> Exercise aim
Each line in the entries below that holds the string "limit" must be copied.

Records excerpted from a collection
__________

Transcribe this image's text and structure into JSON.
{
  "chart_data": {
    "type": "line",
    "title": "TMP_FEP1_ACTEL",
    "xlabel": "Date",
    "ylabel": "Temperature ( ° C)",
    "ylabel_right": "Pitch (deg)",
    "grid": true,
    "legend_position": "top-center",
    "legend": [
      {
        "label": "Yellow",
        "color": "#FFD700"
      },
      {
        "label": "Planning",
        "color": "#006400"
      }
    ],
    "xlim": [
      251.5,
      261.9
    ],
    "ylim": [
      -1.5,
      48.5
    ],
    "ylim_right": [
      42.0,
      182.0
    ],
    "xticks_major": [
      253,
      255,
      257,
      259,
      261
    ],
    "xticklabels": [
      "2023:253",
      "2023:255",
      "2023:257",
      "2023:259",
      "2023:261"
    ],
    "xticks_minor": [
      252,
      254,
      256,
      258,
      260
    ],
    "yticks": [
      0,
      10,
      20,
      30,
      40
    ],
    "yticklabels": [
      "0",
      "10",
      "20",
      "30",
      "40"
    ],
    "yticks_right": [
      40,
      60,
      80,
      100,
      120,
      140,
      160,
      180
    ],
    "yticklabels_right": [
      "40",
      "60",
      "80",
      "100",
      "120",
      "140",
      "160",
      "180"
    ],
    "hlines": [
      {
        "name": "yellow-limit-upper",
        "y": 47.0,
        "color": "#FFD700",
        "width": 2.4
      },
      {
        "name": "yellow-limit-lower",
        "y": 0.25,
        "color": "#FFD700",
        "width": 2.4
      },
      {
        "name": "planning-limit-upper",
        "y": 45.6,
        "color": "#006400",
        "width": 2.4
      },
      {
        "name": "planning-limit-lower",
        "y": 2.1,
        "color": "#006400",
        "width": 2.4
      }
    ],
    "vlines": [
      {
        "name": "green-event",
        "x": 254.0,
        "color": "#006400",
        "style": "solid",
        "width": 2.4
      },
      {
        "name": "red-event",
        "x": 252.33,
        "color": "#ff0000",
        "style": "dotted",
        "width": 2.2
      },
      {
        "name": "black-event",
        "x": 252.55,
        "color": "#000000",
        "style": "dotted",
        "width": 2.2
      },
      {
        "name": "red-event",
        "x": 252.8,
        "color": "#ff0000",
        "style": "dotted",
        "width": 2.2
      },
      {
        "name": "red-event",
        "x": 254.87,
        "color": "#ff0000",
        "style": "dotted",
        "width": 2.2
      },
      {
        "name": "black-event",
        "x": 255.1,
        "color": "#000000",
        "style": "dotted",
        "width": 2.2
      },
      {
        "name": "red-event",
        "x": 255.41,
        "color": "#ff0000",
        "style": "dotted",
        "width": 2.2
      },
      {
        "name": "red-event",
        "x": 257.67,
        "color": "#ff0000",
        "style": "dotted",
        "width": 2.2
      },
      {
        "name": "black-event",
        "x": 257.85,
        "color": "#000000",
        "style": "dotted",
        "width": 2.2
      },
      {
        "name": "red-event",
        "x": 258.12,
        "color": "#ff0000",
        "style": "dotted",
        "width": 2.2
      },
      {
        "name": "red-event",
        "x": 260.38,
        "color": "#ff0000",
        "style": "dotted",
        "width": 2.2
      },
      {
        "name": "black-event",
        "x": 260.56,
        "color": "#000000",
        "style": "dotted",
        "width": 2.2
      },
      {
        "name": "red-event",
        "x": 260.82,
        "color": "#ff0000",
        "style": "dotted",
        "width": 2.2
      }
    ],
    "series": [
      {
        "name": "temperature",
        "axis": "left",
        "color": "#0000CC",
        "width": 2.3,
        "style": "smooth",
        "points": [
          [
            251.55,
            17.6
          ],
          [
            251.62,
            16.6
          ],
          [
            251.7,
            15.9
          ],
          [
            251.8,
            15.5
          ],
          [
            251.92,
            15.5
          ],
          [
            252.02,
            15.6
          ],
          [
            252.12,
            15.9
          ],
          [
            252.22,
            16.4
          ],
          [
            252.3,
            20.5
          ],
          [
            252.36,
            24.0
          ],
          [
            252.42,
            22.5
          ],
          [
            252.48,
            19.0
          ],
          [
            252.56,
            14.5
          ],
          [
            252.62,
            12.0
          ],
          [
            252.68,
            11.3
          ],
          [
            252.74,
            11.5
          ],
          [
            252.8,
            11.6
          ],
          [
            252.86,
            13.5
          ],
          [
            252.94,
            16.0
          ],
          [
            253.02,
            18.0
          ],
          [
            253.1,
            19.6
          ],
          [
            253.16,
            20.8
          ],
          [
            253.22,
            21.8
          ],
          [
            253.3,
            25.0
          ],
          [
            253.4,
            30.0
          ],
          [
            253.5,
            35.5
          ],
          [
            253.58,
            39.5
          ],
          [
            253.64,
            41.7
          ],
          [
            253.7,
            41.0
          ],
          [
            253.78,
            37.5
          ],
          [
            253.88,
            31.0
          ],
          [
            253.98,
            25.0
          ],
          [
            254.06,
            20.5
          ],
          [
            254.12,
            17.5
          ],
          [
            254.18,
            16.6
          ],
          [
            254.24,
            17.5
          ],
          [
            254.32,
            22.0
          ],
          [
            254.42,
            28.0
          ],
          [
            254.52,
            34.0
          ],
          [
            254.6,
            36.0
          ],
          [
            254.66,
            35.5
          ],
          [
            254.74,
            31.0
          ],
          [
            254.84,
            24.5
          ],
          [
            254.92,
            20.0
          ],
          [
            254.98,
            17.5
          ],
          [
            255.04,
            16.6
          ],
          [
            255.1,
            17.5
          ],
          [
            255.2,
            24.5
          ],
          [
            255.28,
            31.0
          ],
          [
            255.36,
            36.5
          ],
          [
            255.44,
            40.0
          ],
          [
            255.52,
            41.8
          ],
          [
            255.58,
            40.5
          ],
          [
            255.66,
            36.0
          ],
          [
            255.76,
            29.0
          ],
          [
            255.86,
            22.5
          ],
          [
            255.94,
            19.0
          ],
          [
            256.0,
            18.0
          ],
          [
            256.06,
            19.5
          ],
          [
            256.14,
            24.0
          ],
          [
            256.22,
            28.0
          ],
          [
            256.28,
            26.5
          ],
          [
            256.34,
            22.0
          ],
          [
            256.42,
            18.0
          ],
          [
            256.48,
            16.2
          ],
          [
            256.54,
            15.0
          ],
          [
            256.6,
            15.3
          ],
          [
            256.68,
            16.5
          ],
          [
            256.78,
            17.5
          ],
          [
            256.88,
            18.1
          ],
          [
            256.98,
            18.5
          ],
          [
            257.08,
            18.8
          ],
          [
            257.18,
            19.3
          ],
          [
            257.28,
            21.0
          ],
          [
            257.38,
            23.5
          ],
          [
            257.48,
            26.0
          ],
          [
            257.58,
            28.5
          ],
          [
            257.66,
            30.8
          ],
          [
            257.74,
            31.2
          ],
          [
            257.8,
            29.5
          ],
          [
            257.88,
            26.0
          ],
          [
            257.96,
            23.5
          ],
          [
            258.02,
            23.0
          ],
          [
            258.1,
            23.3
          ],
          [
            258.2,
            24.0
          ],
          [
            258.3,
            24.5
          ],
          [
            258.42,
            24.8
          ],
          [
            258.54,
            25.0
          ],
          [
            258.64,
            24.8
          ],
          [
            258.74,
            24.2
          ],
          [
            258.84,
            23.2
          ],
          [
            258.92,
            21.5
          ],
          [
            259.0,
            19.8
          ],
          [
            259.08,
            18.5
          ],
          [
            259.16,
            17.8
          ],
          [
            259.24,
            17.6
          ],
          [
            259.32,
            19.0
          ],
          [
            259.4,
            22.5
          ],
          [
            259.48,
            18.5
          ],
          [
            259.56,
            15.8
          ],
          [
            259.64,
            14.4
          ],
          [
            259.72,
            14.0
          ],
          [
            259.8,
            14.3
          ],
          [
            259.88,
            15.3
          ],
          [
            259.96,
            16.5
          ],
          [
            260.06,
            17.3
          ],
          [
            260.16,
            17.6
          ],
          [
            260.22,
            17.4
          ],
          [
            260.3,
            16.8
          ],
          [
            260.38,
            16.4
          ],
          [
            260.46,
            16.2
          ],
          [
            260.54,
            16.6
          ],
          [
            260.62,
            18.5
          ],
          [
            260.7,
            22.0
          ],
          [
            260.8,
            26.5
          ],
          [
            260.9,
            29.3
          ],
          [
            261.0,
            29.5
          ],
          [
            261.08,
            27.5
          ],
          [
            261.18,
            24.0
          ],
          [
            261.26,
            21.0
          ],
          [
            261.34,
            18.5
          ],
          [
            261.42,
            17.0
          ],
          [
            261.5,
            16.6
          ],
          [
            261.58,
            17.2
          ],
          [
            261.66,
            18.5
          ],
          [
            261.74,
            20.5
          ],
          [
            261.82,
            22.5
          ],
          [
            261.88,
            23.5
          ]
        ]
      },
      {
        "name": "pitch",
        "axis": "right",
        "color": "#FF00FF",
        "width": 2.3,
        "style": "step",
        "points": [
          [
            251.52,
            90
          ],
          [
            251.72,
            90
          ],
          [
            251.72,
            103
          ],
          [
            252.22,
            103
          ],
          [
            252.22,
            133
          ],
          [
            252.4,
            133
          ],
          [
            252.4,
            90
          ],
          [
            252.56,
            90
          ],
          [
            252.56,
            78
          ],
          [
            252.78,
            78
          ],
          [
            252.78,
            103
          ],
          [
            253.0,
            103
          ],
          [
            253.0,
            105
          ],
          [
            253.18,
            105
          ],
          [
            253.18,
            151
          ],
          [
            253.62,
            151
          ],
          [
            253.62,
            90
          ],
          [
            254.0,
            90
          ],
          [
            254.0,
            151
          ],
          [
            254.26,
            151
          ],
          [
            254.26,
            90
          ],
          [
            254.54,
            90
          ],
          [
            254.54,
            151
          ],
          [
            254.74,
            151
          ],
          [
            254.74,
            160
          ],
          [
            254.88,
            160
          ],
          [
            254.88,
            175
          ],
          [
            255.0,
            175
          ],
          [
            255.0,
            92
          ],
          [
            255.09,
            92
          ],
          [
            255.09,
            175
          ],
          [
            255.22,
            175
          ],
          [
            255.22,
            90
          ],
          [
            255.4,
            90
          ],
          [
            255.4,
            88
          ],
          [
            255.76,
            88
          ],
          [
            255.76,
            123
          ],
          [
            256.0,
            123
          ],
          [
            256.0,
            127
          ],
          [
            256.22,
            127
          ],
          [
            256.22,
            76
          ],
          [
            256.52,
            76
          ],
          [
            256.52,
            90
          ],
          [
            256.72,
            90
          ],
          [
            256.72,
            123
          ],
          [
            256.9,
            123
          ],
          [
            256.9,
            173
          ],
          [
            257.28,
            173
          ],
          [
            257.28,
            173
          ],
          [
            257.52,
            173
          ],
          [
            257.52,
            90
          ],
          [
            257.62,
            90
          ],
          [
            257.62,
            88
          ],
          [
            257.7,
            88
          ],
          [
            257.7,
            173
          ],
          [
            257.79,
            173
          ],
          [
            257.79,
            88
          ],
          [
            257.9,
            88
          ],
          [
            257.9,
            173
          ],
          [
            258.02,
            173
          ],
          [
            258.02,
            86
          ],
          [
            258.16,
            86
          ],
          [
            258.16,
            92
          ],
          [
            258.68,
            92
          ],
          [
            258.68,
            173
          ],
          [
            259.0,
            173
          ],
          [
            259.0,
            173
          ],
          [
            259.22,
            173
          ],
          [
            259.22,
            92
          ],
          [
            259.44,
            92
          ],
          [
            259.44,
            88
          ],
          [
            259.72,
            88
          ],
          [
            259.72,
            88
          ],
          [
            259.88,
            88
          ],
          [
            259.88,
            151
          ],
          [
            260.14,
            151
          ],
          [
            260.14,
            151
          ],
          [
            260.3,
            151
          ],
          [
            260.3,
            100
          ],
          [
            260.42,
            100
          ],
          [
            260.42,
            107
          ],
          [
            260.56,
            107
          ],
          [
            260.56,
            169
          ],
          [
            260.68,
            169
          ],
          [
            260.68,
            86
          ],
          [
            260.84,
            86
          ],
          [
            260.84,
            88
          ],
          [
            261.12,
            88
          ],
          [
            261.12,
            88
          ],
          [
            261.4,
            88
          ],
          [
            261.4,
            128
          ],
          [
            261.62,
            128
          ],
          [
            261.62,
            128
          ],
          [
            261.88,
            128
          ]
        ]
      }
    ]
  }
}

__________

> Solution
        "name": "yellow-limit-upper",
        "name": "yellow-limit-lower",
        "name": "planning-limit-upper",
        "name": "planning-limit-lower",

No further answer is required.